James Roche recasts aircraft maker Northrop Grummaninto 21st century electronics house.


NORTHROP Grumman's $3 billion acquisition of Westinghouse's defence-electronics business unit earlier this year has given the US aerospace firm "the fourth leg of the stool" upon which Northrop Grumman intends to evolve into a premier defence and civil-electronics manufacturer and systems integrator.

Dr James Roche, installed as a corporate vice-president and general manager of the Baltimore-based Electronic Sensors and Systems division (ESSD) six months ago, says that the second "leg" was created when aircraft manufacturer Northrop Grumman was formed with Northrop's purchase of systems integrator Grumman in 1994. In the same year, Northrop Grumman completed the acquisition of Vought Aircraft, a major producer of military and commercial aerostructures. With Grumman and Vought under its belt, Roche says that the company set about finding the "fourth dimension of the strategy" through the acquisition of a major US electronics maker.

Subsequently, Northrop Grumman took advantage of Westinghouse Electric's move to sell its Baltimore, Maryland-based defence-electronics and air-traffic-control (ATC) equipment operations to help pay for a recent $5.4 billion purchase of CBS, the US television network company.

Roche says that Northrop had had its eye on Westinghouse for four years, and it was decided that the CBS deal gave Northrop the chance "-to make a major run on Westinghouse's defence unit". Aerospace analysts expected a short bidding war for the unit, but Northrop Grumman instead launched a successful pre-emptive strike.

Kent Kresa, the firm's president and chief executive, says that the Westinghouse deal provided the "-critical mass needed to remain competitive". The acquisition strengthened the company's core defence-electronics business and expanded the customer base domestically and internationally.

The former Westinghouse unit was left intact as Northrop Grumman reorganised into five major operating divisions: Military Aircraft Systems, Commercial Aircraft, Data Systems and Services, Electronics and Roche's ESSD.

Consolidation of the US defence industry has allowed Northrop Grumman to hedge its bets and diversify its portfolio. One-third of sales involved electronics and integration work after the Grumman deal. With the latest acquisition, half of all sales involve electronics. The goal is for a 60:40 division favouring electronics/systems integration by the turn of the century, says Roche, who previously managed the integrations of Grumman and Vought Aircraft.

Meanwhile, Northrop Grumman's non-defence business is on the upswing largely because of Westinghouse's successful ATC radar activities, and the firm wants its international business to represent one-quarter of total annual sales by the end of the century.

"We like the fact that Northrop Grumman is balancing its business...What we believe we have now is a well-rounded aerospace company," says the 23-year veteran of the US Navy, who retired with the rank of captain and is a former Pentagon, State Department and Capitol Hill staffer.

Roche believes that the US defence industry is in for another round of consolidation. Although not now on the prowl, Northrop Grumman will not let a good defence-electronics deal go by. "We are now paying down our debt. When we accomplish that, we will be back in the game," he promises.

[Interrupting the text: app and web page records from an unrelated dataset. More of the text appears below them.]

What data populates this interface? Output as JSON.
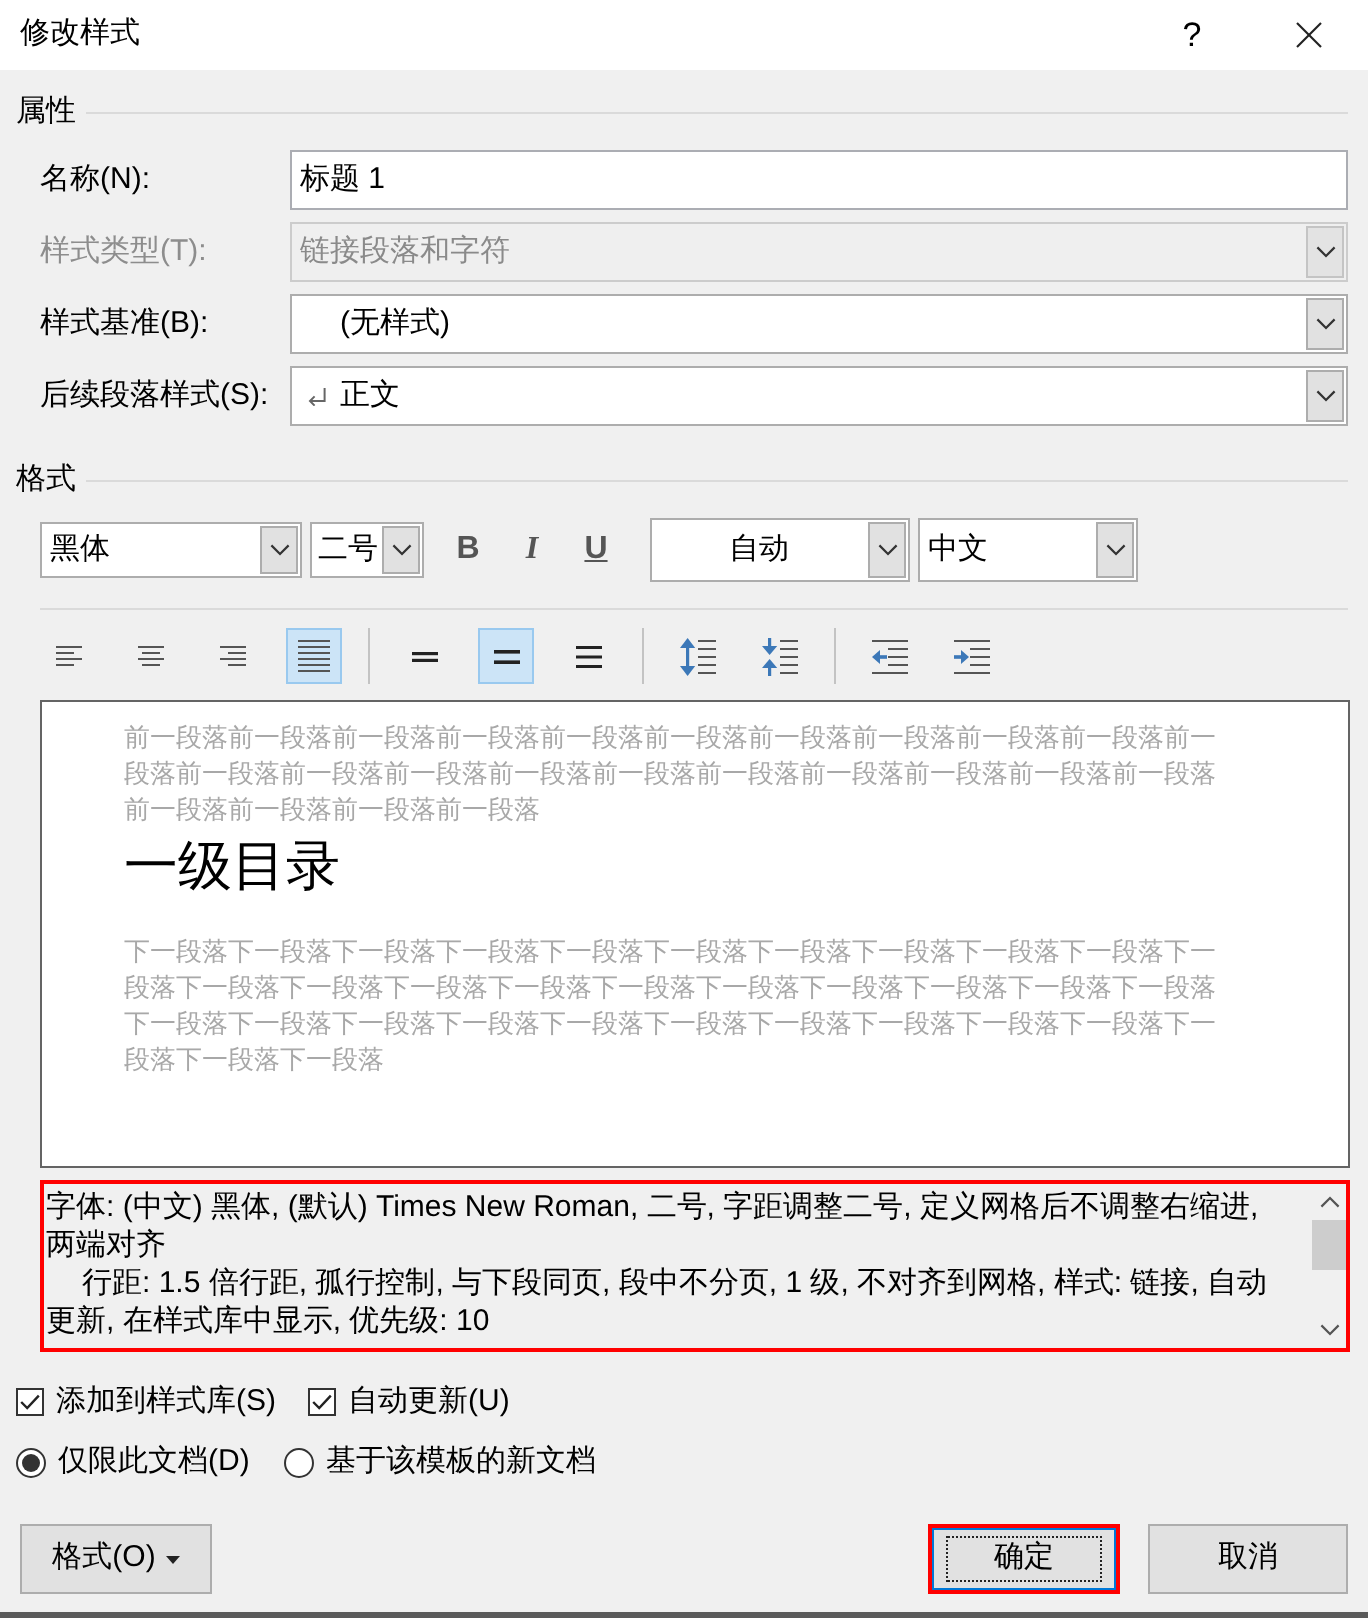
{
  "window": {
    "title": "修改样式",
    "help": "?"
  },
  "properties": {
    "heading": "属性",
    "fields": [
      {
        "kind": "text",
        "label": "名称(N):",
        "value": "标题 1",
        "disabled": false
      },
      {
        "kind": "combo",
        "label": "样式类型(T):",
        "value": "链接段落和字符",
        "disabled": true
      },
      {
        "kind": "style_combo",
        "label": "样式基准(B):",
        "value": "(无样式)",
        "disabled": false,
        "paragraph_style": false
      },
      {
        "kind": "style_combo",
        "label": "后续段落样式(S):",
        "value": "正文",
        "disabled": false,
        "paragraph_style": true
      }
    ]
  },
  "format": {
    "heading": "格式",
    "font": "黑体",
    "size": "二号",
    "styles": [
      {
        "kind": "bold",
        "label": "B",
        "selected": false
      },
      {
        "kind": "italic",
        "label": "I",
        "selected": false
      },
      {
        "kind": "underline",
        "label": "U",
        "selected": false
      }
    ],
    "font_color": "自动",
    "language": "中文",
    "alignment": [
      {
        "kind": "left",
        "selected": false
      },
      {
        "kind": "center",
        "selected": false
      },
      {
        "kind": "right",
        "selected": false
      },
      {
        "kind": "justify",
        "selected": true
      }
    ],
    "line_spacing": [
      {
        "kind": "single",
        "selected": false
      },
      {
        "kind": "one_and_half",
        "selected": true
      },
      {
        "kind": "double",
        "selected": false
      }
    ],
    "paragraph_spacing": [
      {
        "kind": "increase"
      },
      {
        "kind": "decrease"
      }
    ],
    "indent": [
      {
        "kind": "decrease"
      },
      {
        "kind": "increase"
      }
    ]
  },
  "preview": {
    "previous": "前一段落前一段落前一段落前一段落前一段落前一段落前一段落前一段落前一段落前一段落前一段落前一段落前一段落前一段落前一段落前一段落前一段落前一段落前一段落前一段落前一段落前一段落前一段落前一段落前一段落",
    "heading": "一级目录",
    "next": "下一段落下一段落下一段落下一段落下一段落下一段落下一段落下一段落下一段落下一段落下一段落下一段落下一段落下一段落下一段落下一段落下一段落下一段落下一段落下一段落下一段落下一段落下一段落下一段落下一段落下一段落下一段落下一段落下一段落下一段落下一段落下一段落下一段落下一段落"
  },
  "description": {
    "highlighted": true,
    "paragraphs": [
      "字体: (中文) 黑体, (默认) Times New Roman, 二号, 字距调整二号, 定义网格后不调整右缩进, 两端对齐",
      "行距: 1.5 倍行距, 孤行控制, 与下段同页, 段中不分页, 1 级, 不对齐到网格, 样式: 链接, 自动更新, 在样式库中显示, 优先级: 10"
    ]
  },
  "options": {
    "checkboxes": [
      {
        "label": "添加到样式库(S)",
        "checked": true
      },
      {
        "label": "自动更新(U)",
        "checked": true
      }
    ],
    "radios": [
      {
        "label": "仅限此文档(D)",
        "selected": true
      },
      {
        "label": "基于该模板的新文档",
        "selected": false
      }
    ]
  },
  "buttons": [
    {
      "kind": "menu",
      "label": "格式(O)",
      "highlighted": false
    },
    {
      "kind": "default",
      "label": "确定",
      "highlighted": true
    },
    {
      "kind": "normal",
      "label": "取消",
      "highlighted": false
    }
  ]
}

Roche, who earned a doctorate in business administration from Harvard University, joined Northrop Grumman in 1984 and rose to his current position in March.

The firm is reviewing its portfolio to determine what is necessary, and Roche says that divestitures are being considered. "We are looking across the whole company to see if there are things worth divesting... stuff not core or managerial dilutive, that is, taking too much time for the return you get," he says.

The goal is to divest $200-$400 million worth of business over the next 18 months, which is insignificant considering that Northrop Grumman expects $8 billion in sales this year and $10 billion in 2000. Candidates include the firm's newly acquired marine and undersea-systems units and Northrop Grumman's data-services and truck-body businesses.

The deal did not include Westinghouse's airship business, and Roche says "-we were delighted that Westinghouse did not try to make it part of the package".

Some aerospace analysts expected major layoffs with the Westinghouse deal, but Roche says that "-no one has been fired by virtue of this acquisition". He warns that there may be "some efficiency consolidation over time".

Not all in Roche's domain is glowing, however. The US Air Force recently picked Raytheon over Northrop Grumman ESSD to provide the US military and the US Federal Aviation Administration with the next-generation airport surveillance radar.

The Digital Airport Surveillance Radar (DASR) programme includes production of up to 213 radars up to the year 2007, worth as much as $620 million.

Roche says that a contract win was "critical." The snubbing represented a bitter pill for Northrop Grumman to swallow considering it was the incumbent supplier with the ASR-9 radar, and the firm has filed an official protest with the US General Accounting Office.

"Northrop Grumman remains convinced that the company's DASR offering provided the best value for the US Government and should have been selected...We do not understand the basis for the selection given that we met or exceeded all requirements for the system," says the firm.

Source: Flight International